A campaigning charity has dropped its legal bid to halt the construction of a massive wind farm.

The John Muir Trust (JMT) has admitted defeat in the fight to stop energy company SSE building 67 massive turbines at Stonelairg near Fort Augustus.

However, while it has lost the battle, the charity says it has emerged a winner in terms of the campaign to stop inappropriate developments on environmentally sensitive land.

Last year, the JMT secured a judicial review of the Scottish Government's decision approving the project.

The action has strengthened the John Muir Trust’s reputation as a campaigning charity

However, judges have upheld an appeal by the government and SSE, clearing the way for the wind farm to go ahead.

JMT initially said it would explore all legal options – but it has now announced the fight is over.

However, chief executive Stuart Brooks said the experience gained would help it in the future – and will galvanise other groups and communities.

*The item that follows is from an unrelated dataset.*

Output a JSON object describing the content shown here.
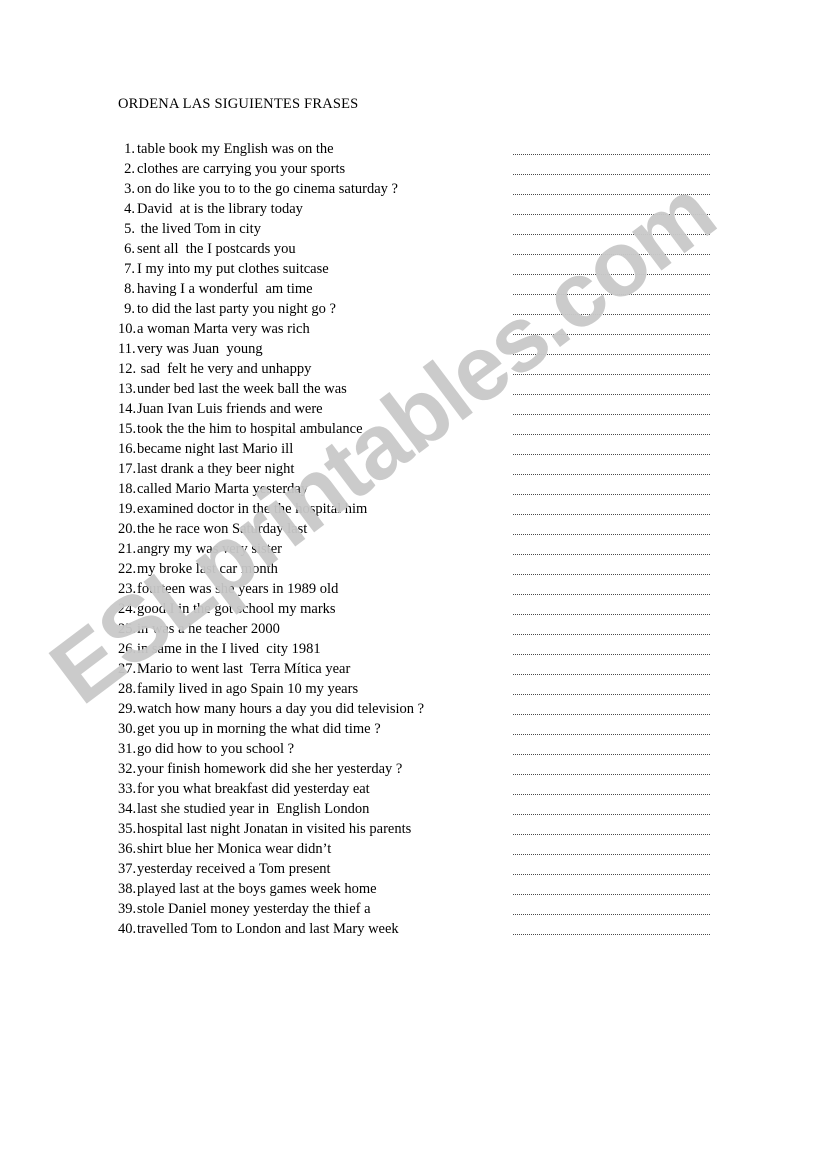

He said: “We did not take this legal action lightly. If it goes ahead, this development would be the largest ever in the Scottish Highlands, with 67 turbines (substantially taller than the highest structures in any Scottish city) spread over an area of 35 square kilometres, comparable to the size of Inverness. It would involve the excavation of 22 million cubic feet of stone – equivalent to a Berlin wall stretching from the Pentland Firth to the English Channel – from an area consisting mainly of peatland, a massive carbon store and Scotland’s miniature version of the rainforest.

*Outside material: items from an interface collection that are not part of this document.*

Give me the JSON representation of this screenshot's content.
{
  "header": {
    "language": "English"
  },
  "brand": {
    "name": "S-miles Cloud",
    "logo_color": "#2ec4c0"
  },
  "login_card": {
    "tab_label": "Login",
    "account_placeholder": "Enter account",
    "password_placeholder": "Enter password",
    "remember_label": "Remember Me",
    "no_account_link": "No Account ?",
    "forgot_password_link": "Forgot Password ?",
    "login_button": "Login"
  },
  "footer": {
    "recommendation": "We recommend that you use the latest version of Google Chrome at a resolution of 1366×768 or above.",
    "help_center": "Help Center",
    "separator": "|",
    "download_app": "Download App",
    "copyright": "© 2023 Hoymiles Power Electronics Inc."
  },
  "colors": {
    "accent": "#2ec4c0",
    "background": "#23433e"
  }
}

“The decision to approve the scheme flew in the face of expert advice from the government’s own advisory body SNH, which stated that the development would destroy the character of one of Scotland’s key areas of wild land. The application was also opposed by the Cairngorms National Park Authority, the Mountaineering Council of Scotland and three out of four local councillors, while written objections from the public outnumbered letters of support by 15 to one.

“Yet there was no opportunity for thorough public scrutiny of the proposal. Because there was no objection from the relevant Highland Council planning committee, there was no requirement for a Public Local Inquiry. We believe that decision was based on flawed advice from planning officials.

“It was against that background that we initiated a judicial review. We did so in the full knowledge that the odds were stacked against us; the vast majority of judicial review applications are rejected.

“Notwithstanding this decision, we believe that by taking out this judicial review we have shown the determination of the Trust to defend and protect wild land. This was why the Trust was founded over 30 years ago. Since we initiated the legal action in August 2014, the Scottish Government has refused a number of major wind farm applications in and around wild land areas.

“We believe that the high profile legal case over Stronelairg and the public support it has generated may have influenced some or all of these decisions. We are in a more favourable position today than we were when we first embarked on this course of action.

“There are other unquantifiable benefits of the action we have taken, such as heightened public awareness of the damaging impact of inappropriate industrial-scale development in our wildest landscapes.

“The Stronelairg judicial review brought together a wide coalition of conservation, environmental and outdoor organisations representing tens of thousands of members from all walks of life.

“We believe the action has strengthened the John Muir Trust’s reputation as a campaigning charity prepared to stand up strongly for what it believes in.”